[Start of Attachment]

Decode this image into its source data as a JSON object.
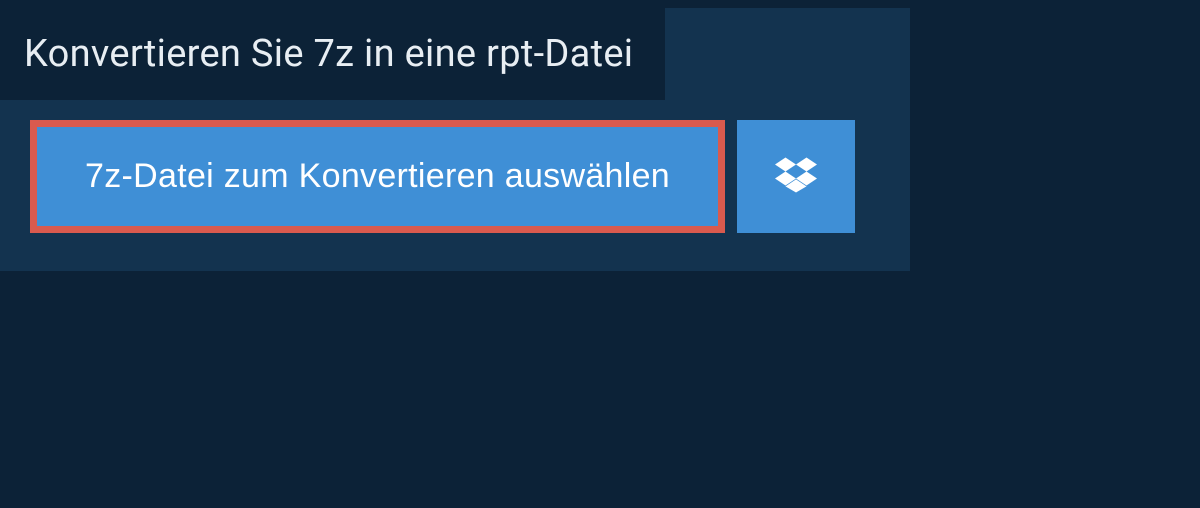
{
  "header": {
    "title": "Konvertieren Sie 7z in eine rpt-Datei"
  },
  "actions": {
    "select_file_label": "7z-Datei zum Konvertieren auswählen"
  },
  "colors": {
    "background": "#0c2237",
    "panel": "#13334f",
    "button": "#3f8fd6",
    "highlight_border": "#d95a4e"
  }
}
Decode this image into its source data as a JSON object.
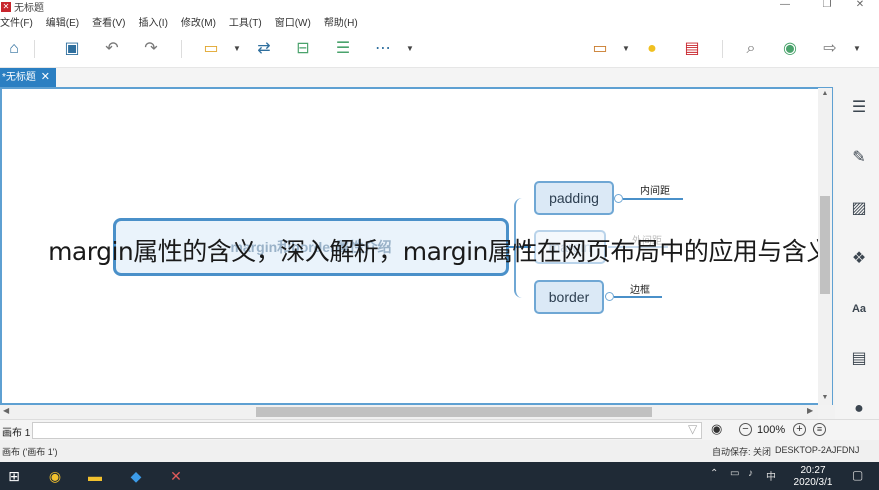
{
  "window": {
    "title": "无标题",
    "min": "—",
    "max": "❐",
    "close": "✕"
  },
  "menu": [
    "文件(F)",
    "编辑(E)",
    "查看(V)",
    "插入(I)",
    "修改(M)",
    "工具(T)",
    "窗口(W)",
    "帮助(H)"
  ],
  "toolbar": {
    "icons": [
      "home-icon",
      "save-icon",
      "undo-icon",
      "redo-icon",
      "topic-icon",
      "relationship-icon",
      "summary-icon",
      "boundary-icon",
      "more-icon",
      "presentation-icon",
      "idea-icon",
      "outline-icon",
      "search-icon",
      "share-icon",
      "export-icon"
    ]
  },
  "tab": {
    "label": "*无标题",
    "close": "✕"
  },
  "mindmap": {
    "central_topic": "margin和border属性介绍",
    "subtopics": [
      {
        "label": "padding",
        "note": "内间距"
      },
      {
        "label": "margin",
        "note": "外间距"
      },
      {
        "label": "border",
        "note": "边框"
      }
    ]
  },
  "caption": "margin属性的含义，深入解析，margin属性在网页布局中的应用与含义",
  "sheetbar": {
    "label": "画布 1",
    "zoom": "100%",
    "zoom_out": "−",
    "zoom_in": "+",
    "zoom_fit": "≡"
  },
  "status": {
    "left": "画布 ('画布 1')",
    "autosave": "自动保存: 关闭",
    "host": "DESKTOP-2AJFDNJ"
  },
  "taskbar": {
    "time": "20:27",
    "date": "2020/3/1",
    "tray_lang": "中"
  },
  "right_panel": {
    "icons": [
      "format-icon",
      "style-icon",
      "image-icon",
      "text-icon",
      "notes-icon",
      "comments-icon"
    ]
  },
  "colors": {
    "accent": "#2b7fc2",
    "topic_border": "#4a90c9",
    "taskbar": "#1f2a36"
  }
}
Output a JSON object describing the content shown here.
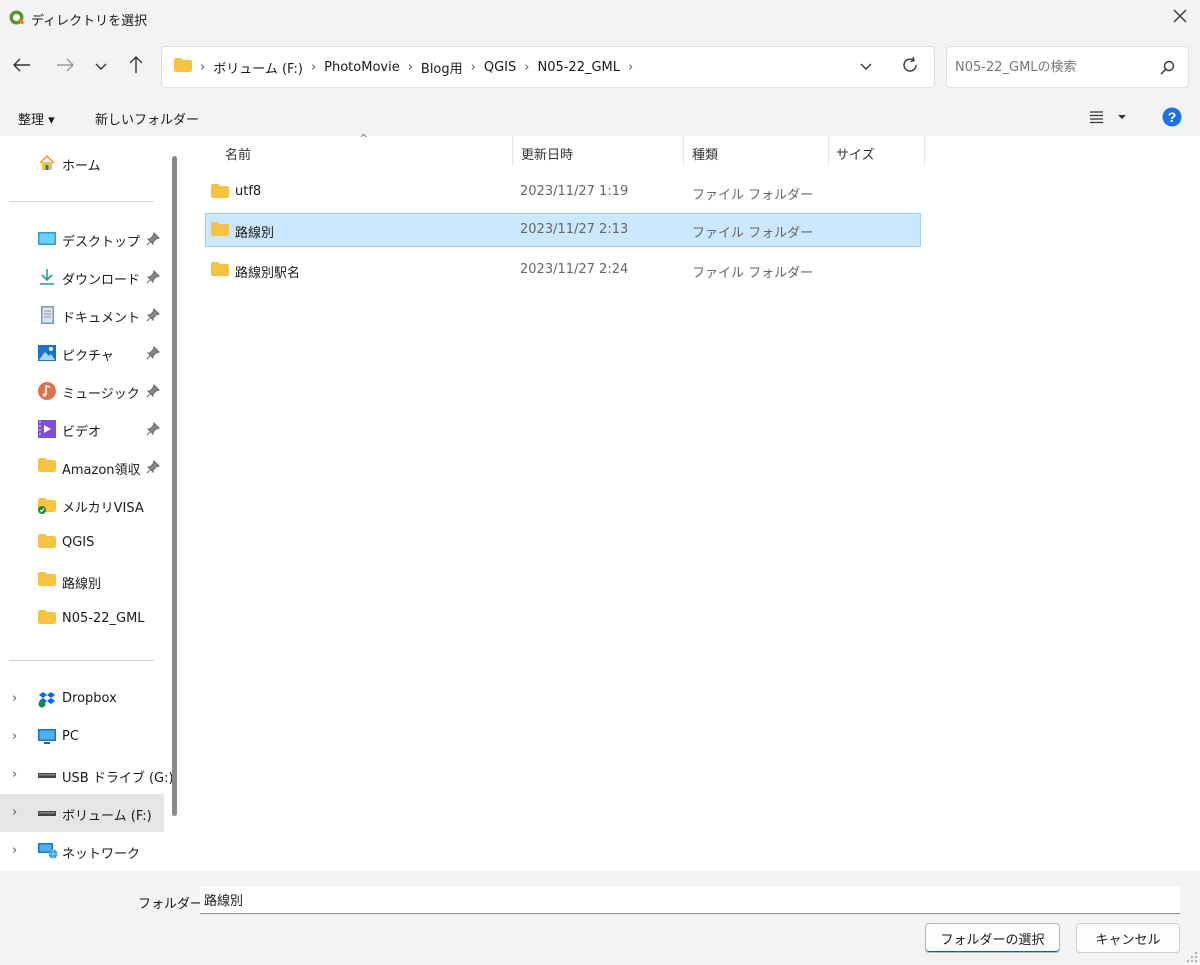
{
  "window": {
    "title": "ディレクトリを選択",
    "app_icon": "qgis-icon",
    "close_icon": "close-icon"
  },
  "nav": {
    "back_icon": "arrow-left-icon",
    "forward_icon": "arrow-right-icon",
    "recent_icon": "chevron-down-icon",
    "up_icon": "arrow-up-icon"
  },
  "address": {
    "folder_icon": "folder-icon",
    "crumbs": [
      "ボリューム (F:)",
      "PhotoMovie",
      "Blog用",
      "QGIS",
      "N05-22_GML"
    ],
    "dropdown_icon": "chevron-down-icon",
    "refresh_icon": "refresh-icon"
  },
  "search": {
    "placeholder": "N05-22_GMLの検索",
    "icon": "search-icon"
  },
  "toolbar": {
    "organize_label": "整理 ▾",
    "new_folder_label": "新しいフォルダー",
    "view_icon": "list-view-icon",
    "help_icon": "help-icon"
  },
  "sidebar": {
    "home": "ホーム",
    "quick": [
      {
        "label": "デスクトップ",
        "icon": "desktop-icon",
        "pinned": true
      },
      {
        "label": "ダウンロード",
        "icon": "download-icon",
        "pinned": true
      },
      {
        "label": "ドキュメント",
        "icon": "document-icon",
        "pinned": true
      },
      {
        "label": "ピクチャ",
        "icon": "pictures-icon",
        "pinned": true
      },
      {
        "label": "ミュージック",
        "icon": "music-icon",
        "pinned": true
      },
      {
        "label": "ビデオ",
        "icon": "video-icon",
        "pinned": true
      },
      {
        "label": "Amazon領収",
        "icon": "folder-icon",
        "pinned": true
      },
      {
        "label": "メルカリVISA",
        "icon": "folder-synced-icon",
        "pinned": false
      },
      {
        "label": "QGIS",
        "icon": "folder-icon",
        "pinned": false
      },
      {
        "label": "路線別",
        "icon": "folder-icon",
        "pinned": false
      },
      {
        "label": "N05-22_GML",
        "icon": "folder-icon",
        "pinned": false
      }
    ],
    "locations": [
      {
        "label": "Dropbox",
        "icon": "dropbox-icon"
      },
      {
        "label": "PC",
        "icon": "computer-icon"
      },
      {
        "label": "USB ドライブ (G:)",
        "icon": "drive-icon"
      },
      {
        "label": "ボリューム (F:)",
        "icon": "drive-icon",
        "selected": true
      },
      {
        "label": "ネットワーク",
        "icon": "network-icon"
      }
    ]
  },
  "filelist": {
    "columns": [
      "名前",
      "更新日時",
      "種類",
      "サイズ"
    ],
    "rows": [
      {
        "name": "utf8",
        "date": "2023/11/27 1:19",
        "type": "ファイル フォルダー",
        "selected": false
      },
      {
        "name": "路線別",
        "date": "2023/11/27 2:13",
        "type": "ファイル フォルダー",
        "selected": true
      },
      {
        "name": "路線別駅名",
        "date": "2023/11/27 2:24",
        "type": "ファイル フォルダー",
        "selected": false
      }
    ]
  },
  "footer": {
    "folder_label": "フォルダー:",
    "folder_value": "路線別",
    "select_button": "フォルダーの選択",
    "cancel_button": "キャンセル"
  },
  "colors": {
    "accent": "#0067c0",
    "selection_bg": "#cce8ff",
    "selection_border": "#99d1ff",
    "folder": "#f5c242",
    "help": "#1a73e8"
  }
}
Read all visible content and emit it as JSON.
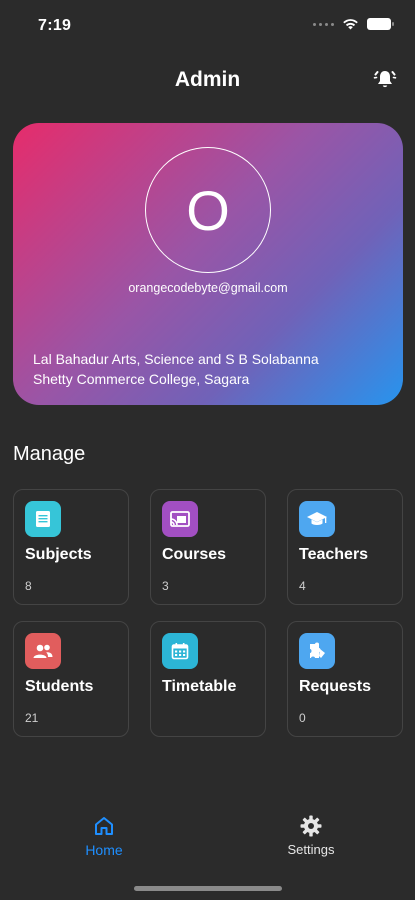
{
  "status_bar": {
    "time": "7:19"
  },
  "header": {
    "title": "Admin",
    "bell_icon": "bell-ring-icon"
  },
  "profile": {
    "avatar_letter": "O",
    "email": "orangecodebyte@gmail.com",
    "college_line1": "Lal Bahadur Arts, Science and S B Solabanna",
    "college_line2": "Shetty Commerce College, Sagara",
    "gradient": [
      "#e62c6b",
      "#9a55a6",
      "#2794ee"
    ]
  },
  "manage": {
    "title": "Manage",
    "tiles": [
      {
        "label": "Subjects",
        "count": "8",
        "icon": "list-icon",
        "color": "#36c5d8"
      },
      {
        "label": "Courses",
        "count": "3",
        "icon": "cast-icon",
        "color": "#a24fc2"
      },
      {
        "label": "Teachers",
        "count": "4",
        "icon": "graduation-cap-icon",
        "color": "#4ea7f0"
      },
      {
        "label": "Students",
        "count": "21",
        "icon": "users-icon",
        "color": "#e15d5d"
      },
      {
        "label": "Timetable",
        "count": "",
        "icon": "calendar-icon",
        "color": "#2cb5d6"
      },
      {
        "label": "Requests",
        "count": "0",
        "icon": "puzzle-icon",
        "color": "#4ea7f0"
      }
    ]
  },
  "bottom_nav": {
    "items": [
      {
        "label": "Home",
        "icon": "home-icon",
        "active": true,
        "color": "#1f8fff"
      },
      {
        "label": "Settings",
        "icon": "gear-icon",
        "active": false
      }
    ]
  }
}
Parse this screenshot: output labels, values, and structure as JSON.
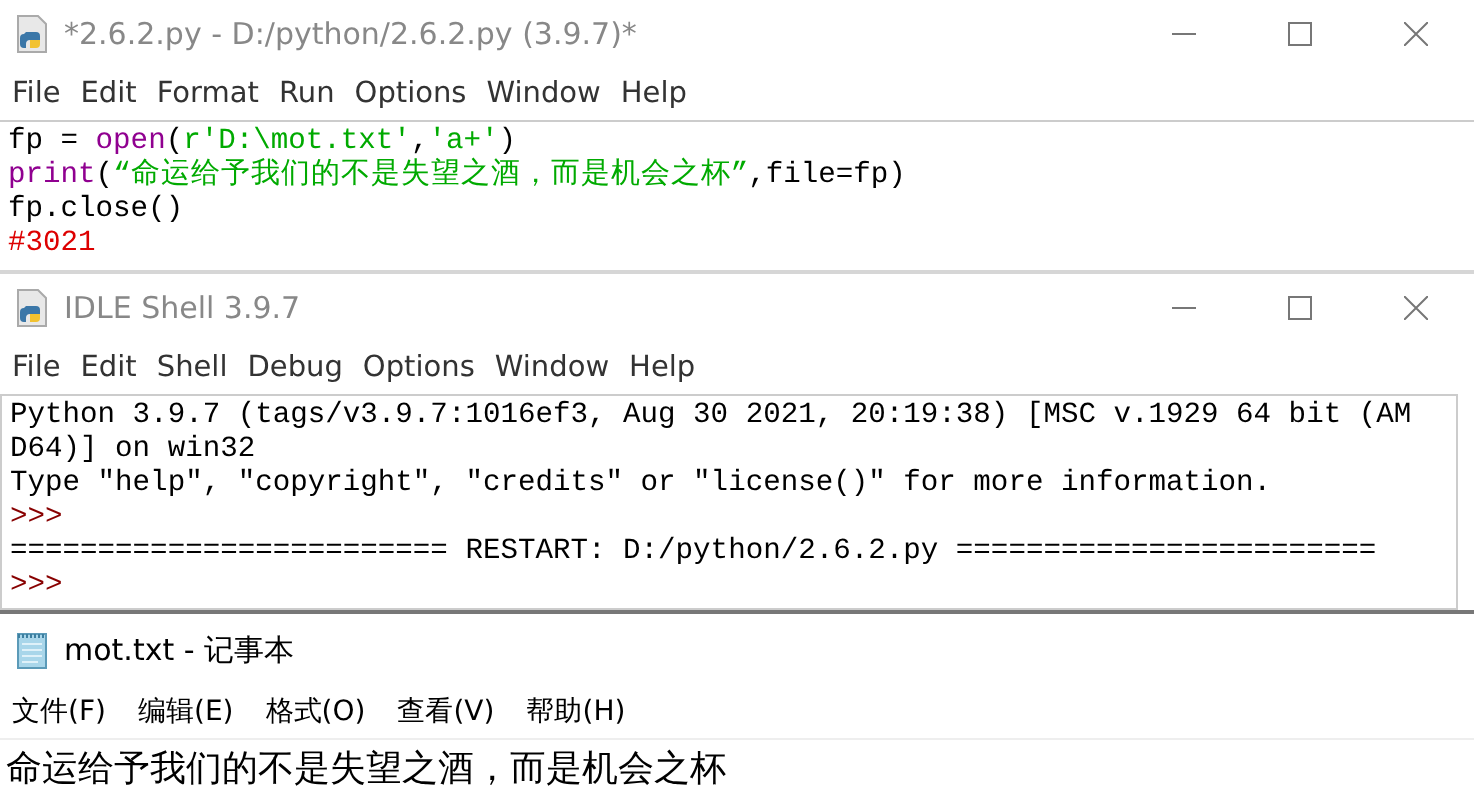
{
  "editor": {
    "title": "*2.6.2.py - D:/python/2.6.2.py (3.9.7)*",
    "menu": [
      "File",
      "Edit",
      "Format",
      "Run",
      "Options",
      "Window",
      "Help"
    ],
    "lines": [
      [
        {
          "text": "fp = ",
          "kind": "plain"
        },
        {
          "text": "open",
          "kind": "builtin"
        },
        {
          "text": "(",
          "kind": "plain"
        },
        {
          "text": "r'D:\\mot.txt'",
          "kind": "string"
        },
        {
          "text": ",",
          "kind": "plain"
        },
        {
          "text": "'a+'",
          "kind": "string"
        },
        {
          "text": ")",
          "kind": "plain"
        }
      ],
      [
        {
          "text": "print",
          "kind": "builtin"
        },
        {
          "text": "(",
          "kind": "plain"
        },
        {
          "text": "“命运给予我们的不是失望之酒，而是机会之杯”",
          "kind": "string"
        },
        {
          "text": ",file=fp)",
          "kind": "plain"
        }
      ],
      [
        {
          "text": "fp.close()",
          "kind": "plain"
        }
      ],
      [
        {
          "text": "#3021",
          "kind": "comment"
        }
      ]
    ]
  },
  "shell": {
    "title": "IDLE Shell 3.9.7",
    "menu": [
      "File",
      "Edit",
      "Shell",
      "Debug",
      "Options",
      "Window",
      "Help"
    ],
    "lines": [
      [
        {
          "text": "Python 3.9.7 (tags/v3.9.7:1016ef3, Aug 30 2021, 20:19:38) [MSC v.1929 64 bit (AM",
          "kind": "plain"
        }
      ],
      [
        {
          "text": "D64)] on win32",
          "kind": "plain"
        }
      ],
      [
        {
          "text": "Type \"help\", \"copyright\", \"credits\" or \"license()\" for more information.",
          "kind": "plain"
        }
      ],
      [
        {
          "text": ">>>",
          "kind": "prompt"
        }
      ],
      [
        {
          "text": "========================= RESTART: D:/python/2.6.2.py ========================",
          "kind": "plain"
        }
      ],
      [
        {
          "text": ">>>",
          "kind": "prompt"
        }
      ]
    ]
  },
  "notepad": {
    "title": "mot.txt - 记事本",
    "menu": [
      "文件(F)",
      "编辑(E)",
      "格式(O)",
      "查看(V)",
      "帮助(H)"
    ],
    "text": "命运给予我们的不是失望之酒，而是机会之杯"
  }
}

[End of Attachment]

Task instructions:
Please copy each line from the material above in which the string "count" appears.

Solution to this task:
        "count": "8",
        "count": "3",
        "count": "4",
        "count": "21",
        "count": "",
        "count": "0",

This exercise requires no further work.